Con Dao is the only place in Vietnam where Green Sea Turtles nest. It’s also an amazing diving and snorkelling destination, awash with rare wildlife and famous for fantastic beaches and lush rainforest.
Part enormous waterpark and part, equally immense, funfair and all themed on the ancient myths and legends of Vietnam. Great family day out and the place for colourful festivals all year round.
A UNESCO World Heritage complex of sites including 10th century Hoa Lu City and a remarkable landscape of waterways, caves, paddy fields and historical monuments. On the Red River Delta and an easy day trip from Hanoi.
One of the capital’s most exciting museums explores the role of women in Vietnam throughout history. The fascinating permanent collection’s enhanced by a year round programme of events and temporary exhibitions.
Vietnam’s oldest national park is a stunning and diverse landscape of mountain, river and forest. Home to sensational creatures like Clouded Leopards and Black Asian Bears, it’s also one of the few places in the world to see rare Delacour Langur primates.
Cruising on a traditional Chinese Junk round the karst strewn waters of Ha Long Bay is an iconic Vietnamese experience with kids.
Known as Vietnam’s Rice Bowl, the Mekong Delta is a perfect tour from Ho Chi Minh City: visit Cai Ran Floating Market; sail waterways on traditional sampan; explore Can Tho and Turtle Island.

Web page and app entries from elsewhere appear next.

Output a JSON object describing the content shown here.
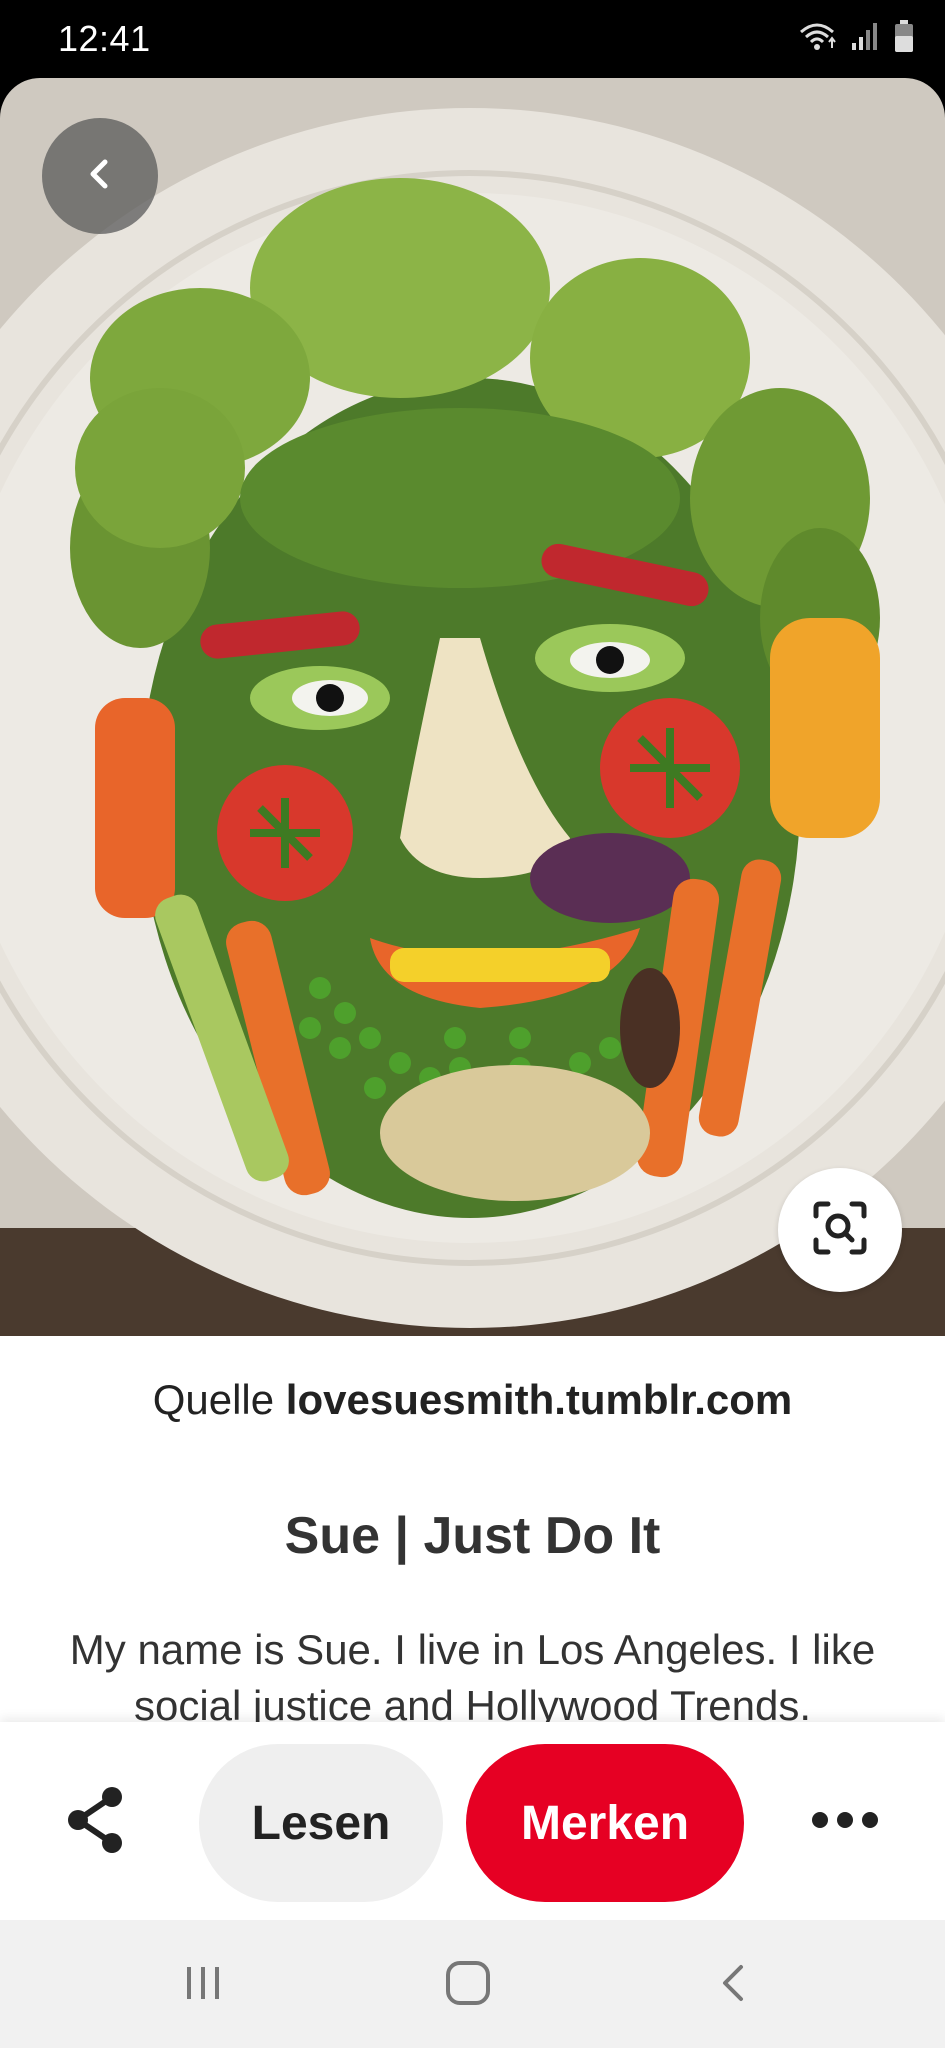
{
  "status_bar": {
    "time": "12:41",
    "icons": [
      "wifi-icon",
      "signal-icon",
      "battery-icon"
    ]
  },
  "hero": {
    "image_description_icon": "vegetable-face-image",
    "back_icon": "chevron-left-icon",
    "visual_search_icon": "visual-search-icon"
  },
  "source": {
    "prefix": "Quelle",
    "domain": "lovesuesmith.tumblr.com"
  },
  "pin": {
    "title": "Sue | Just Do It",
    "description": "My name is Sue. I live in Los Angeles. I like social justice and Hollywood Trends."
  },
  "actions": {
    "share_icon": "share-icon",
    "read_label": "Lesen",
    "save_label": "Merken",
    "more_icon": "more-icon"
  },
  "colors": {
    "accent": "#e60023",
    "secondary_button": "#efefef"
  },
  "nav": {
    "icons": [
      "recents-icon",
      "home-icon",
      "back-icon"
    ]
  }
}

Travelling around Vietnam depends on the type of holiday you’re planning. Domestic flights are the only way to manage a packed itinerary from north to south. If you’re touring within one region: trains are fun with older kids (especially sleepers) and cars with driver/guides are easy to arrange and inexpensive. Self-drive for a few days is manageable, but Vietnam isn’t the country for long, independent road trips. Public transport can feel a bit hectic in larger cities, acclimatise, and it’s surprisingly efficient and easy to use. And when you’re touring rural areas or smaller national parks, hire bikes: they’re a Vietnamese transport staple.